(App and web page records)
◆ ◆ ◆ ◆

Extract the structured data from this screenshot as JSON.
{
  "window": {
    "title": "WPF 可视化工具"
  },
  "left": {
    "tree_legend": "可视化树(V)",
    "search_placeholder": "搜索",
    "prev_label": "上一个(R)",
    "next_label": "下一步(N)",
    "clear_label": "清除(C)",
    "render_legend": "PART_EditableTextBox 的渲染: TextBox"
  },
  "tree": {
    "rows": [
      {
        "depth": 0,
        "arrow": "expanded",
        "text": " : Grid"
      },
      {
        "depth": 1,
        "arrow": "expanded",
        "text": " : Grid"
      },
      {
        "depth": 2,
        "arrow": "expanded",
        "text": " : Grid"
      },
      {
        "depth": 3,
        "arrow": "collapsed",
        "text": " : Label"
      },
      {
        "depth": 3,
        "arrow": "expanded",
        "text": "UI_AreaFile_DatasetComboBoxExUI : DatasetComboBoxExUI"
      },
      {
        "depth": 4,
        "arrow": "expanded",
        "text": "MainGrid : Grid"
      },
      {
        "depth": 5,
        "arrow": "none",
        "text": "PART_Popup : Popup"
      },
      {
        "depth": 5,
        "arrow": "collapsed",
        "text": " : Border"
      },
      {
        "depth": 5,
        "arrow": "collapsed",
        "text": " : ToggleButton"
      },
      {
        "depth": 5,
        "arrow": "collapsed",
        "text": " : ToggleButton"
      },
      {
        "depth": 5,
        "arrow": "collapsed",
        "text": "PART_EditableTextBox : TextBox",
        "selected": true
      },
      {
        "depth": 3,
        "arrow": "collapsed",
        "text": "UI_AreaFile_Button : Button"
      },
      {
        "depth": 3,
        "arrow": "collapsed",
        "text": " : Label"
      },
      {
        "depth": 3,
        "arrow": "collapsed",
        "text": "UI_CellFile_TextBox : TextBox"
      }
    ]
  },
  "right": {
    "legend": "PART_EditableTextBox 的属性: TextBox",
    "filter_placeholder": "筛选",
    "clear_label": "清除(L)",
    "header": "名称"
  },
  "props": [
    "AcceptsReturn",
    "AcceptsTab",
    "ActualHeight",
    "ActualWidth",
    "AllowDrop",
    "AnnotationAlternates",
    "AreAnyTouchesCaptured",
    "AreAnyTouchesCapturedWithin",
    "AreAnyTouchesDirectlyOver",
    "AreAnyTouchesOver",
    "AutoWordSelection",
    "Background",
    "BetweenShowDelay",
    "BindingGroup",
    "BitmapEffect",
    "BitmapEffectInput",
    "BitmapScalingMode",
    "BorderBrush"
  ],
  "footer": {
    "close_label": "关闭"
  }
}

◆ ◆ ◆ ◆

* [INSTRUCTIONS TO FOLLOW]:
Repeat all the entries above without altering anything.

* [ANSWER TO THIS PROBLEM]:
Extract the structured data from this screenshot as JSON.
{
  "window": {
    "title": "WPF 可视化工具"
  },
  "left": {
    "tree_legend": "可视化树(V)",
    "search_placeholder": "搜索",
    "prev_label": "上一个(R)",
    "next_label": "下一步(N)",
    "clear_label": "清除(C)",
    "render_legend": "PART_EditableTextBox 的渲染: TextBox"
  },
  "tree": {
    "rows": [
      {
        "depth": 0,
        "arrow": "expanded",
        "text": " : Grid"
      },
      {
        "depth": 1,
        "arrow": "expanded",
        "text": " : Grid"
      },
      {
        "depth": 2,
        "arrow": "expanded",
        "text": " : Grid"
      },
      {
        "depth": 3,
        "arrow": "collapsed",
        "text": " : Label"
      },
      {
        "depth": 3,
        "arrow": "expanded",
        "text": "UI_AreaFile_DatasetComboBoxExUI : DatasetComboBoxExUI"
      },
      {
        "depth": 4,
        "arrow": "expanded",
        "text": "MainGrid : Grid"
      },
      {
        "depth": 5,
        "arrow": "none",
        "text": "PART_Popup : Popup"
      },
      {
        "depth": 5,
        "arrow": "collapsed",
        "text": " : Border"
      },
      {
        "depth": 5,
        "arrow": "collapsed",
        "text": " : ToggleButton"
      },
      {
        "depth": 5,
        "arrow": "collapsed",
        "text": " : ToggleButton"
      },
      {
        "depth": 5,
        "arrow": "collapsed",
        "text": "PART_EditableTextBox : TextBox",
        "selected": true
      },
      {
        "depth": 3,
        "arrow": "collapsed",
        "text": "UI_AreaFile_Button : Button"
      },
      {
        "depth": 3,
        "arrow": "collapsed",
        "text": " : Label"
      },
      {
        "depth": 3,
        "arrow": "collapsed",
        "text": "UI_CellFile_TextBox : TextBox"
      }
    ]
  },
  "right": {
    "legend": "PART_EditableTextBox 的属性: TextBox",
    "filter_placeholder": "筛选",
    "clear_label": "清除(L)",
    "header": "名称"
  },
  "props": [
    "AcceptsReturn",
    "AcceptsTab",
    "ActualHeight",
    "ActualWidth",
    "AllowDrop",
    "AnnotationAlternates",
    "AreAnyTouchesCaptured",
    "AreAnyTouchesCapturedWithin",
    "AreAnyTouchesDirectlyOver",
    "AreAnyTouchesOver",
    "AutoWordSelection",
    "Background",
    "BetweenShowDelay",
    "BindingGroup",
    "BitmapEffect",
    "BitmapEffectInput",
    "BitmapScalingMode",
    "BorderBrush"
  ],
  "footer": {
    "close_label": "关闭"
  }
}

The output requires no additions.